You can hang the bag on a tree or up a slope, and people from your camp can come and get water on demand through the sealable output hose, filling their own bottles or cooking pots as needed.
These systems aren’t very useful for on the move filtering during your hike, and generally require a decent depth water source to fill due to the size of the bag, but as mentioned, are the perfect solution for once you've set-up camp in the evening.
Personal Filters/On-the-Go Systems
Personal filter systems got their 5 minutes of fame with the original Lifestraw. You may remember what I’m going to call Lifestraw-mania where everybody was getting them as presents and drinking out of puddles in the streets. Oh… that was just me you say? Forget I mentioned it...
Anyways, these personal filters, originally designed for humanitarian aid based on their simplicity, size and portability operate by pulling water through a filter with suction that the user must provide. There is no way to store clean water with this system. Unless you are at a water source, you’ll be left high and dry with the individual straws.
Newer systems involve a bottle to store water in, which is then filtered through the nozzle as you drink. This is a bit more convenient, as you won’t have to stoop down near a stream to suck water back, and it also acts as a water store for on the trail, but you still won’t be able to filter water for anything else aside from personal consumption directly through the filter.
For the tecnophile’s among us, ultraviolet light purifiers prevent all pathogen types, including viruses, from being dangerous by disrupting the DNA of the pathogen. You’ll still ingest the pathogen, but it will be harmless after being blasted with the ultraviolet light.
This treatment is almost instant, but does require a battery, so make sure you either have backups or start your trip fully charged.
Wath the Steripen Classic 3 in action:
Capacity for these systems is generally limited to around a litre, and will only work in clear water. If you are trying to treat murky water, you will need a filter to clear things up first.
This is a lightweight and compact solution great for individuals or duos that expect to encounter clear water on the trails.
These water filtration products are unique enough to warrant a specific mention:
Modular Filter System
Are you the kind of backpacker who goes for ultralight solo treks AND large group mass campouts, and want a system that can do it all?
Enter the MSR Trail Base Water Filter kit. Outfitted with modular components, this system easily changes from gravity filter at camp into pocket-sized on-the-trail filter, and can even double as your hydration bladder reservoir! Now that’s some versatility.
I know, I know, lots of videos, but the versatility of the MSR Trail Base Kit needs to be seen to be believed:
A relative newcomer, Grayl has been winning people over with it’s simplicity of use, convenient shape and style, and its purification properties.
It looks like a travel coffee mug, but it’s really just two sleeves inside each other. You pull them apart, and fill the outer sleeve up with water from your source.
Then you insert the inner-sleeve, which contains the filter and purifier. Pressing down, just like you would on a french press, water is filtered through into the inside container. Like I said in the intro to this article, clean and safe drinking water is as easy as FILL, PRESS, DRINK.

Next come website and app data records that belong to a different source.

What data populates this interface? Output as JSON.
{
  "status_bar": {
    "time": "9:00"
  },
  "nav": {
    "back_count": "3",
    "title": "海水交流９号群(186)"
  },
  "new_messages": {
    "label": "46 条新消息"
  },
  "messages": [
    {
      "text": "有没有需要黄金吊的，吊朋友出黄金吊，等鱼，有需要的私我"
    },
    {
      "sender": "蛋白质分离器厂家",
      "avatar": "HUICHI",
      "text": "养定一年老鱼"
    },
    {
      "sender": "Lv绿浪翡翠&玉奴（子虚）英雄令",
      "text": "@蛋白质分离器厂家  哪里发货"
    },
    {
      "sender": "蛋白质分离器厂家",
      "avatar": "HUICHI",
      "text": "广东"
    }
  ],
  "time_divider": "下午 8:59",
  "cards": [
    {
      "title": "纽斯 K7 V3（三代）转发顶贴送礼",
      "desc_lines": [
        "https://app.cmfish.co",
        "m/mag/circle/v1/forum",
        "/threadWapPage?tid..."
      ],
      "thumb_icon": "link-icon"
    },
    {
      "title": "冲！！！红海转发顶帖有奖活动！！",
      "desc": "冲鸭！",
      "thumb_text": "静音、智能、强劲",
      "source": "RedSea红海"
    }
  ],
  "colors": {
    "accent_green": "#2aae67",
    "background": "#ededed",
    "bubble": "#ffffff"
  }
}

The Grayl products make a perfect travel companion for those traveling to third-world countries, or as a solo or tandem backpacking water treatment system.
The Ultimate Base Camp Filter System
If you want the best, MSR makes the world’s most advanced backcountry purifier. Originally designed for the military, the Guardian Purifier Pump filters and purifies your water, no matter how filthy! This system features a self-cleaning pump so you’ll never have to backflush out blockages or scrub your filter, and the cartridge inside lasts up to 10,000 litres!
The price to pay for this system is some extra bulk and weight, but if you want the best, you won’t find anything better.
There you have it - a crash course in water treatment. Still have questions? Stop by your local Campers Village and talk to one our Store Guides to help find the best solution for your needs.